Elect America’s Court

By Antonio Caceres, Staff Writer

With the death of Justice Ruth Bader Ginsburg mere weeks before the 2020 presidential election, a political fight for the future of our judiciary is about to ensue. One of the most consequential decisions that any president can make is an appointment to the United States Supreme Court. It is arguably the most powerful institution in the nation and, by extension, the world. Nine justices, who are chosen by the president and confirmed by the Senate, rule on every important aspect of our political system and shapes our society. 


History has shown that the judiciary often steps in when the other government branches fail to act on a political issue. The Supreme Court, under the leadership of Chief Justice Earl Warren, a period of judicial liberalism that lasted from 1953 to 1969, resulted in some of the most valuable rulings in American history. The end of racial segregation, readjustment of voting rights, expansion of criminal protections, upholding freedom of speech, and the creation of the right to privacy that would pave the way for the constitutionality of abortion in Roe v. Wade. All of this social progress was met with backlash from conservatives. Rather than accept defeat, however, they started a powerful conservative legal movement that now holds our current Supreme Court hostage.


After Ronald Reagan was elected president, he appointed archconservatives to the Court such as Antonin Scalia, who popularized the theory of originalism, which states that judges should only view the Constitution as its signatories intended — this flawed view disproportionately benefits the straight, the white, and the men who held power when the founding documents were created. Republicans continued to win presidential elections in the latter half of the 20th century and made the vast amount of judicial appointments. However, many of these judges were liberal and moderate Republicans, something that does not exist today. From the late 1990s to the early 2000s, the Supreme Court had seven justices appointed by Republican presidents while only two were chosen by a Democrat. Nonetheless, the Court was balanced evenly between conservatives and liberals.

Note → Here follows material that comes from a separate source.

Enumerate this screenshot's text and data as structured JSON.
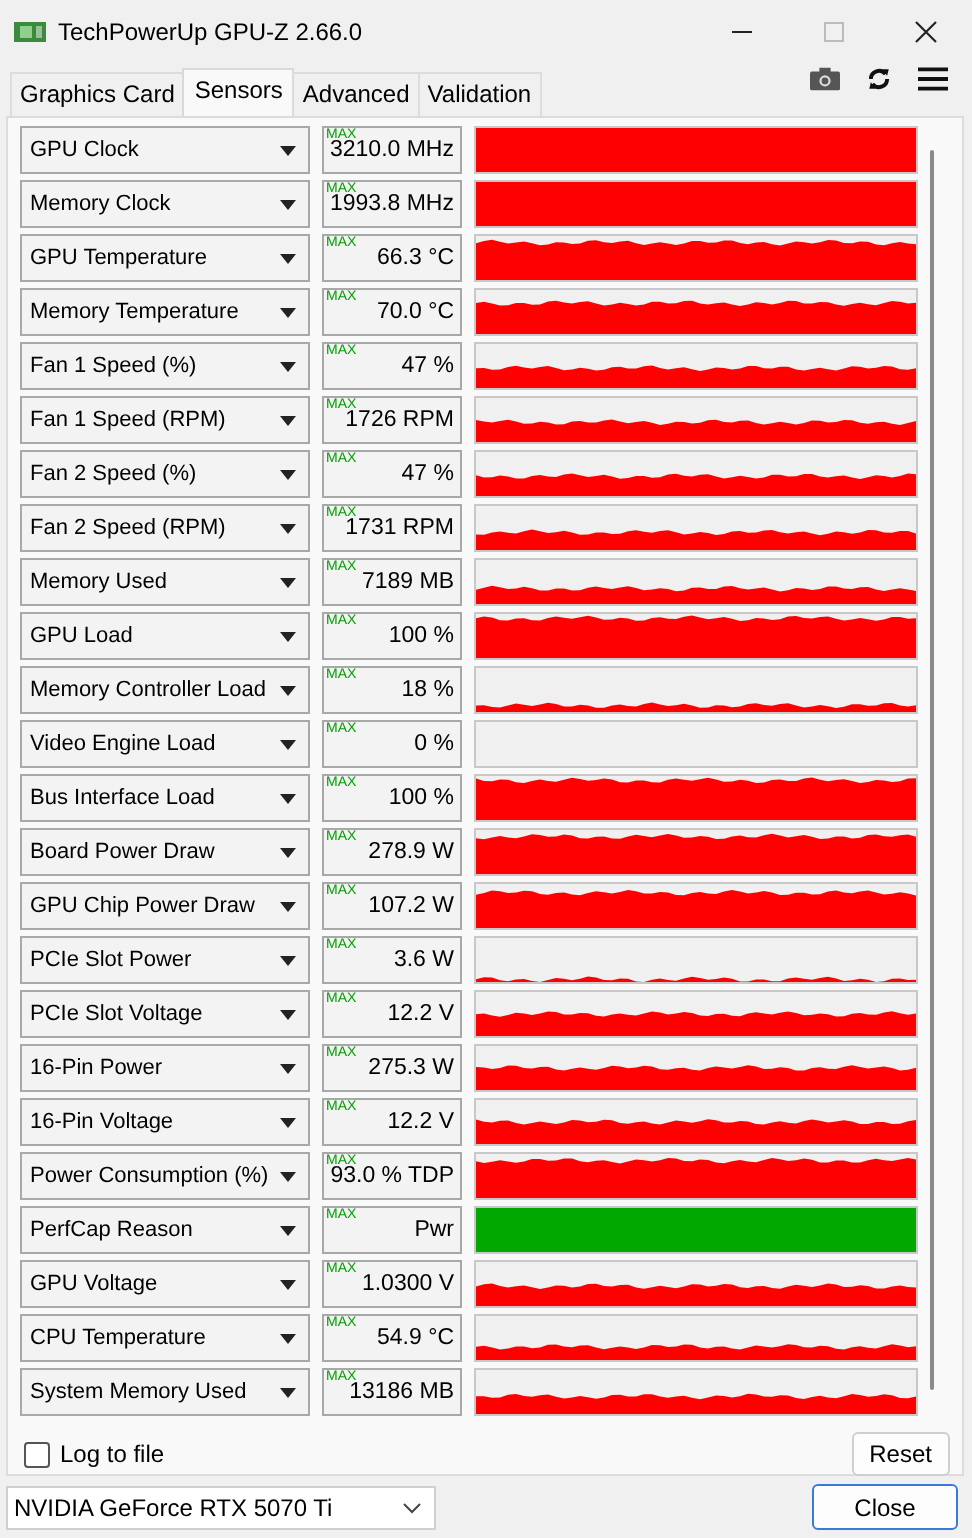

Under the presidency of George W. Bush, this all changed. Republicans were tired of “squishes,” judges they chose who served as liberals or moderates. The two appointments to the Court made by Bush 43 were staunch right-wingers, John Roberts and Samuel Alito, who still serve on the Supreme Court today. It was not until Barack Obama was elected that Democrats could choose justices committed to social equality. Sonia Sotomayor, the first Latina justice, and Elena Kagan, the second Jewish female justice after Ruth Bader Ginsburg, maintained the Supreme Court’s balance until 2016. 


Antonin Scalia’s death gave President Obama a third opportunity to nominate a forward-thinking justice. However, Republicans chose to subvert American democracy in denying a single hearing in the Senate to confirm Judge Merrick Garland, Obama’s choice for the Court. Senate Majority Leader Mitch McConnell made the unfounded decision, citing that it was an election year. This disgusting act was an affront to our American political process and trampled our Constitution that conservatives claim to revere. After robbing President Obama of his right to a Supreme Court nominee, Republicans teed up the appointment of Donald Trump’s right-wing choice. Niel Gorsuch was confirmed after Senate rules were changed and lowered the threshold of votes for a successful nomination to the Court; Brett Kavanaugh was barely confirmed under the new regulations a year later.


One of this nation’s greatest legal minds, Ruth Bader Ginsburg, died on September 18, 2020. She was a fearless champion of equality for women, minorities, and the LGBTQ+ community. Just hours after her tragic passing, Mitch McConnell announced he would do everything in his power to fill her seat with another right-wing jurist. Republicans do not care that they refused to nominate a justice to the Supreme Court in 2016 — following precedent is abhorrent to conservatives both on the Court and in Congress. These hypocrites want to seize even more power and expand their conservative majority on the Supreme Court from 5 – 4 to 6 – 3. All the progress achieved through decades of Ruth Bader Ginsburg’s activism would be undone. 


We have only one chance to set things right. Joe Biden, the Democratic nominee, has made judicial appointments a top priority and has vowed to replace Ginsburg with the first black female justice in our nation’s history. Many progressives have contemplated whether to support a centrist candidate, but these voters do not see the bigger picture. A vote for Joe Biden is a vote for more liberals on the United States Supreme Court. The infiltration of the judiciary by radical conservatives must come to an end.  President Trump has already chosen 25% of the country’s appellate judges, the second-highest courts in America. And if he has his way, 5 of 9 of our Supreme Court justices will have been appointed by presidents who won the White House without the popular vote. The United States will have an unelected judiciary appointed by unelected presidents. 


For years, liberals have been playing catch-up with judicial appointments and have let our opponents seize power in the most crucial government branch. So long as our courts are dictated by young conservative judges who are accountable to no one but the Republican Party, the rights of every kind of minority group are in danger. Our generation and those who follow will be at the mercy of archconservatives who only care about restoring a nation to those who controlled it at its founding: the straight, the white, and the men. We must elect a president who will choose judges who look and act on behalf of everyday Americans. We, therefore, must elect Joe Biden. If we fail, many of our rights will die with Justice Ginsburg.